However, good customer service involves things you may not usually think about, such as integrity, openness, transparency, and ethics.
The benefits of good customer service are vast. A few examples include:
- Increased customer satisfaction
- Repeat business
- Increased customer loyalty
- Enhanced business and revenue
- A positive brand image
The good news is that team members can enhance their customer service skills through a good development program.
Why Invest in Team Development?
An increasing number of workers, especially millennials, report that on-the-job development is something they weigh heavily when looking for a job and when leaving one.
Workers are increasingly seeking employers with robust opportunities for learning and development. Conversely, they also cite a lack of growth opportunities as a significant factor for quitting one job for another.
Your teams are your assets, but they are not inventory.
If you don't meet your team members' needs, your assets can and will walk out the door. Though everyone appreciates pay increases, these measures aren't enough to keep people on board.
Modern teams don't just want commensurate pay; they want professional development and growth, too. Encouraging and facilitating them to strive for and hit development goals will make your business more appealing to current and new talent.
Better quality work from better qualified teams
It is more cost-effective to develop your teams than to lose them to competitors, which will leave you to find and train replacements.
Skilled and knowledgeable employees are likely to be more productive and produce better quality work—which benefits their employer.
Quality employees are a vital asset for your business; one could even say they are the backbone of your business.
Stop training employees for your competitors! Break the cycle by creating a well-rounded development program. Start developing your team members as resources to grow your business.
Perhaps you have already started shaping your L&D strategy but aren't sure where to focus. Below, we'll suggest critical areas of development to drive team learning and growth.
The cost of not investing in development
Meeting development goals doesn't just benefit workers; it helps companies. High turnover rates mean companies must constantly seek new candidates and then interview, onboard, and train them.
This cycle does more than just waste time. It can cost you productivity and profitability, demoralizing the rest of your team. Nobody wins by constantly going in circles.
Don't think turnover costs that much? Think again.

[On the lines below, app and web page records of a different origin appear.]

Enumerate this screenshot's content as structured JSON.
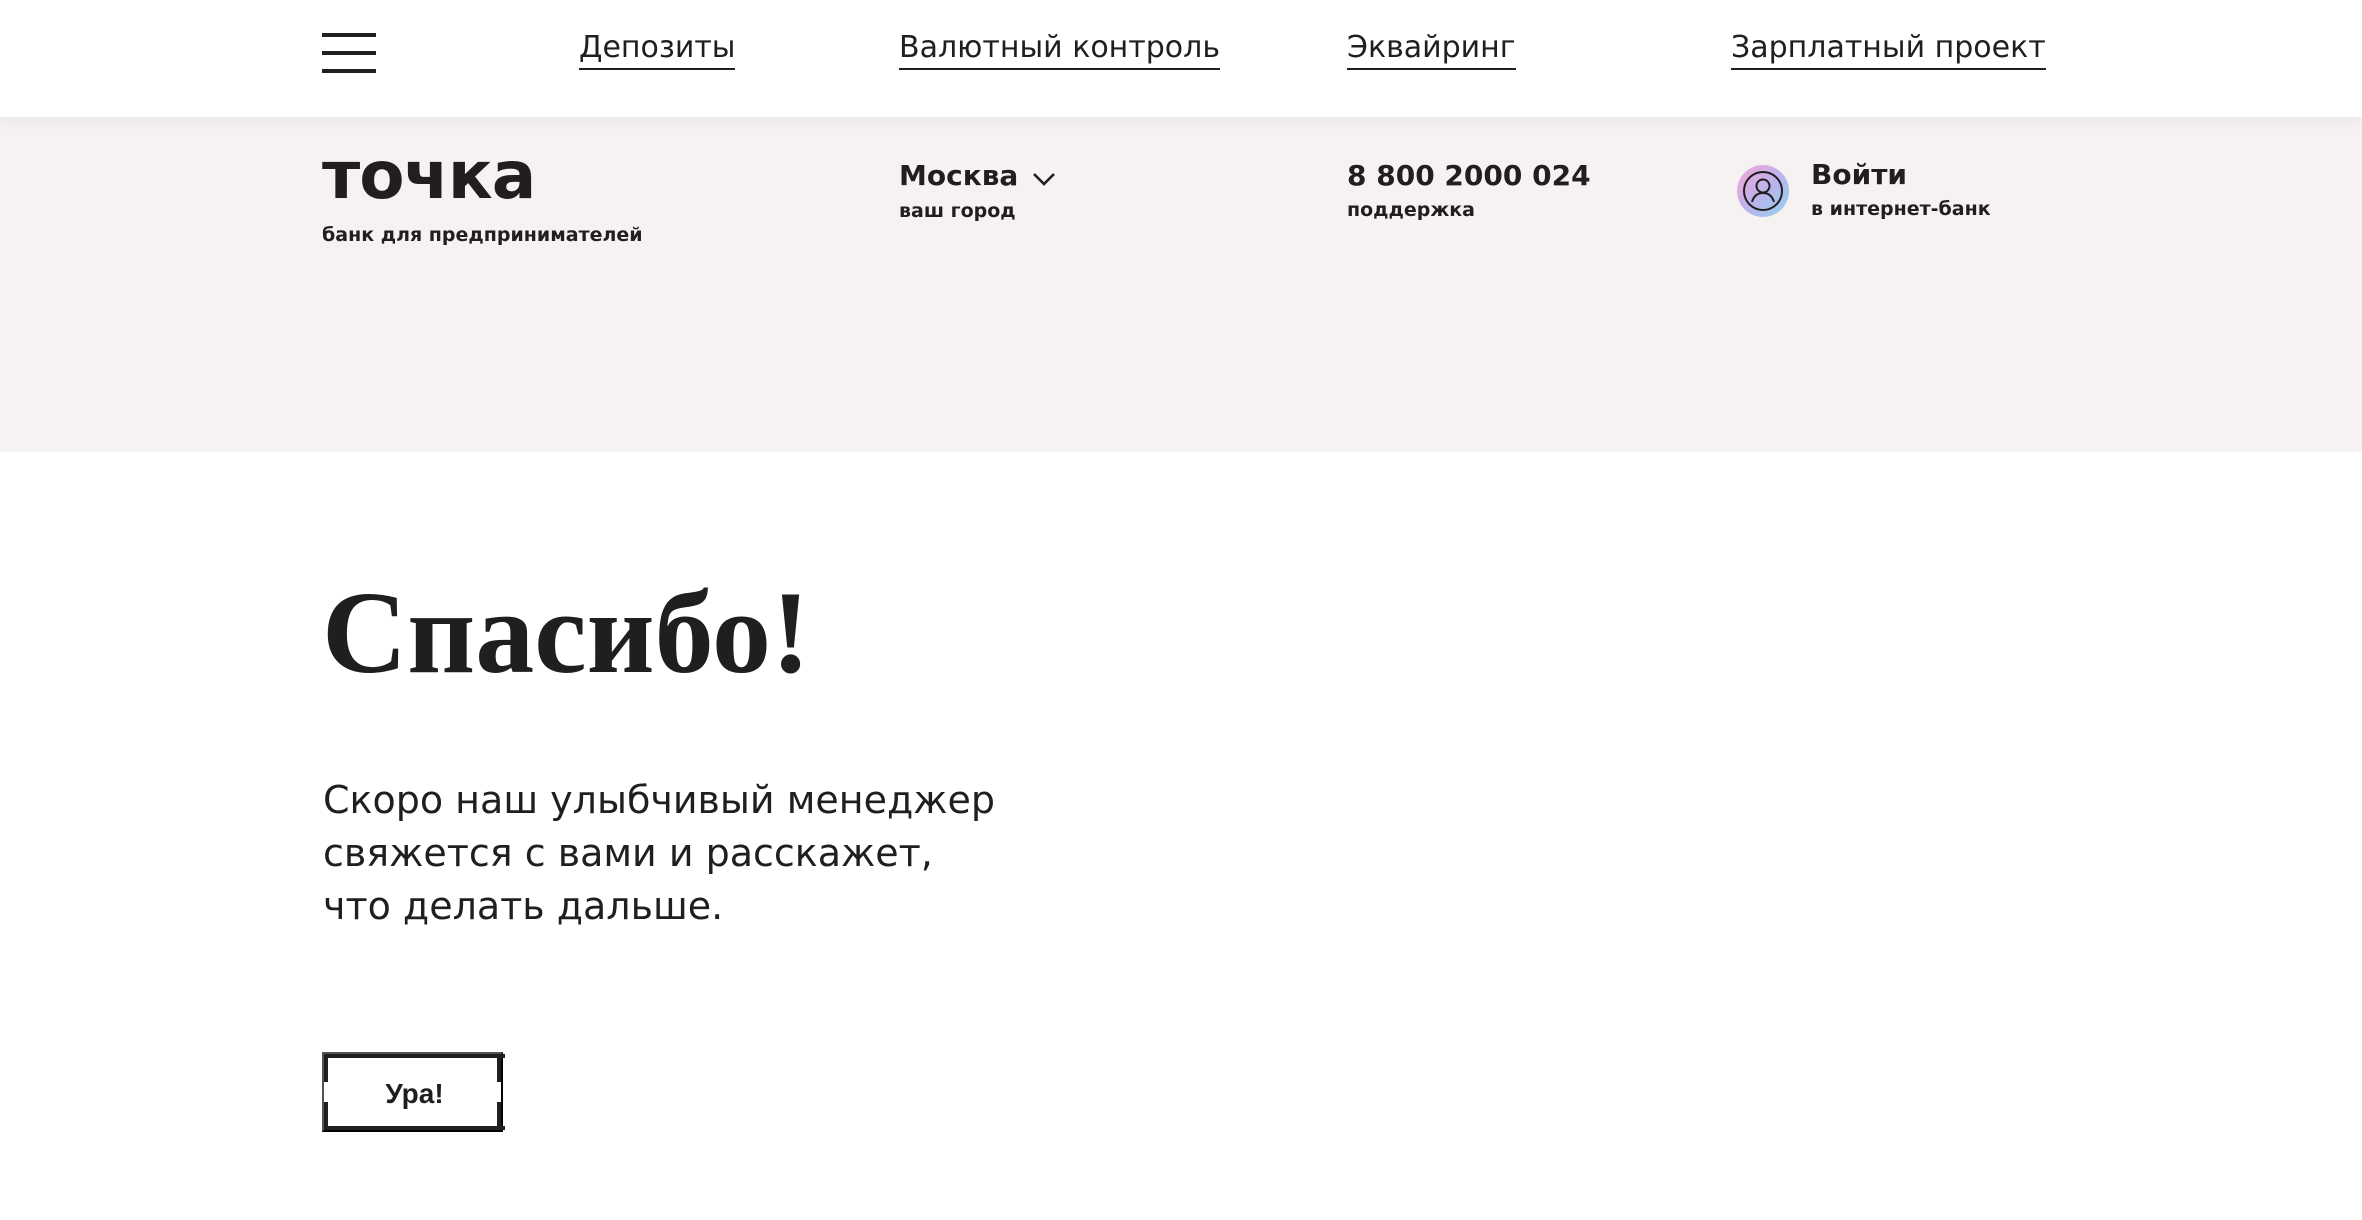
{
  "nav": {
    "menu_icon": "hamburger-menu-icon",
    "links": [
      {
        "label": "Депозиты"
      },
      {
        "label": "Валютный контроль"
      },
      {
        "label": "Эквайринг"
      },
      {
        "label": "Зарплатный проект"
      }
    ]
  },
  "header": {
    "logo": {
      "name": "точка",
      "tagline": "банк для предпринимателей"
    },
    "city": {
      "value": "Москва",
      "caption": "ваш город",
      "icon": "chevron-down-icon"
    },
    "phone": {
      "value": "8 800 2000 024",
      "caption": "поддержка"
    },
    "login": {
      "label": "Войти",
      "caption": "в интернет-банк",
      "icon": "user-avatar-icon"
    }
  },
  "main": {
    "headline": "Спасибо!",
    "message": "Скоро наш улыбчивый менеджер свяжется с вами и расскажет, что делать дальше.",
    "button_label": "Ура!"
  },
  "colors": {
    "text": "#211e1e",
    "band_background": "#f5f2f1",
    "page_background": "#ffffff"
  }
}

According to Gallup's findings in 2019, the cost of replacing an individual can range from one-and-a-half to two times that employee's annual salary. Even hourly employees are costly to replace. Gallup puts the yearly cost to U.S. businesses at roughly $1 trillion.
Though high turnover is costly, it is also a fixable problem. A practical learning and development strategy vastly increases retention and benefits businesses in myriad ways.
The Importance of Buy-In from All Levels
A successful employee development program requires buy-in from all levels of your organization.
This stipulation means that employees need to invest in creating and pursuing development goals, while managers and human resources departments have to work with them hand-in-hand.
It should be a formal program with dedicated resources, not just something your employees do from time to time when they have a moment to spare.
Moreover, an employee development program is not just for the rank-and-file workers. Your managers can also benefit from a development program.
Creating a development plan
Today's dynamic business world requires more upskilling, flexibility, and adapting to new demands with new skills—for businesses and their teams.
There are several steps to take and factors to weigh when setting up a team development plan. It can be challenging to balance everything together. Fortunately, we can help with comprehensive team development solutions.
To grow your business, you need agile team members with extensive knowledge who constantly hone their existing skills while developing new ones.
A LinkedIn report revealed a whopping 94% of workers surveyed said they would stay longer at a company if their employer invested in their development.
These are all skills that teams can learn and improve upon.